The cog railway is the beating heart of Wengen. It’s still the only way to get from the valley up to the village, bar packhorse or Shanks’s pony. There seems to be a small buzz of excitement every time a train pulls in, hauling not only excited skiers and boarders but also tons of supplies for the hotels, bars and restaurants.

Beyond Kleine Scheidegg the Jungfrau Railway, a staggering feat of Alpine engineering, takes passengers up to the Jungfraujoch – the Top of Europe they’ve dubbed it. At 3,454 metres it’s Europe’s highest-altitude railway station, in a world of rock, ice and snow.

It went into service in 1912, after 16 years in the construction. Seven of the nine kilometres of railway are in a tunnel hewn in the rock of the Eiger and Mönch. The train stops for five minutes at each of two intermediate stations, the Eigerwand (Eiger Wall) and Eismeer (Sea of Ice), where passengers can marvel at a fearsome world of sheer rock walls and endless snow through panorama windows.

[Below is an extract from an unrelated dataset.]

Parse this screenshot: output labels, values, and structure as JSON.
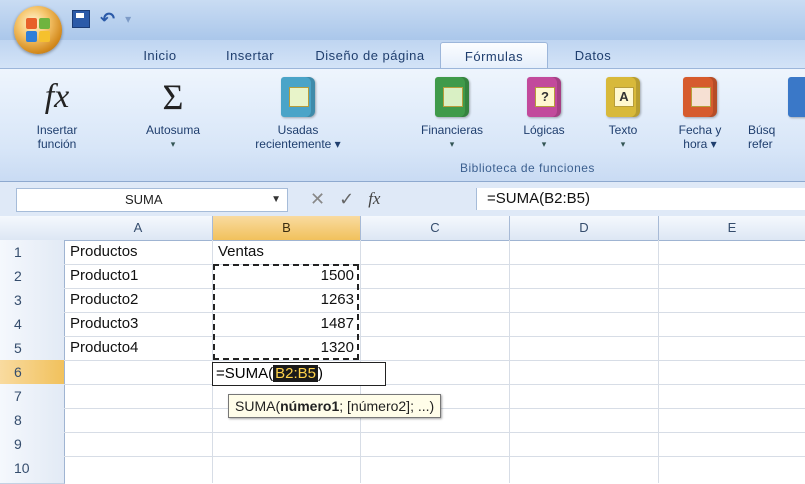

One of the windows was used in the climax of the Clint Eastwood film The Eiger Sanction.

The railway climbs a height difference of 1,400 metres in 50 minutes. At the top are bars and cafes, a small cinema and the Ice Palace, a collection of elaborate ice sculptures. A tunnel leads outside to a snow-covered platform overlooking the Aletsch Glacier. For those with a serious head for heights there’s a lift which rises a further 117 metres inside the mountain to the Sphinx Observatory, home to another viewing platform and an observatory.

On the slopes below, the dominating presence of the Mönch, the Eiger and the Jungfrau adds to the majesty of this supremely imposing ski area. Not that the runs are intimidating in any way – but the surroundings certainly are.

Caroline showed us the best of the swooping  cruising slopes. The runs are shared with the village of Grindelwald and are mostly intermediate. But there is some steeper stuff from Eigergletscher , under the north face of the Eiger.

And there is also, of course, the Lauberhorn, the longest, toughest downhill course on the World Cup circuit. We were there immediately after the race so the run still had on its race face.

To add gloss to a wonderful day, we were on astonishingly good skis from the Molitor rental shop in the village. The shop was originally owned by renowned Wengen ski racer Karl Molitor, who won a silver medal in the Alpine combined event and a bronze in the downhill in the 1948 Winter Olympics at St Moritz.

Molitor also manufactured ski boots with an innovative steel cable tightening system, which helped to revolutionise ski boot design.

Now the shop has extremely high-spec skis specially made for them by the Swiss AK firm and sold and rented under the name Molitor. They don’t come cheap – but they exquisitely combine thrilling performance with impeccable control, thanks to an all-wood full length core that is fabulously responsive and also swallows the bumps and smoothes the ruts.  And if you buy a pair you also get free servicing for life – as long as you take them back each time to the Molitor store. A good incentive to ski regularly at Wengen!

Back at the welcoming Hotel Schoenegg, a further treat was in store. Namely, dinner at chef Sylvain’s kitchen table – as well as doing a bit of sous-cheffing to help him out with the chores.

And later…well, there was Anni at her place in the bar again. She was plainly being particularly rigorous with her routine today. A glass of schnapps was at her elbow.






More information 

Rob stayed at the delightful Hotel Schoenegg in Wengen, where rooms are from 990 CHF for three nights in a classic double room on half-board, including taxi to and from the railway station.

Ski hire from Molitor Sport, (10 per cent discount if booked in advance online)

Jungfrau ski pass: 204 CHF for three days.

More information on Switzerland at, 00800 100 200 30, Swiss International Air Lines has more than 180 weekly flights from a wide range of UK airports – and ski and snowboard equipment is carried free of charge ( 0345 601 0956). Information on a range of Swiss rail travel passes at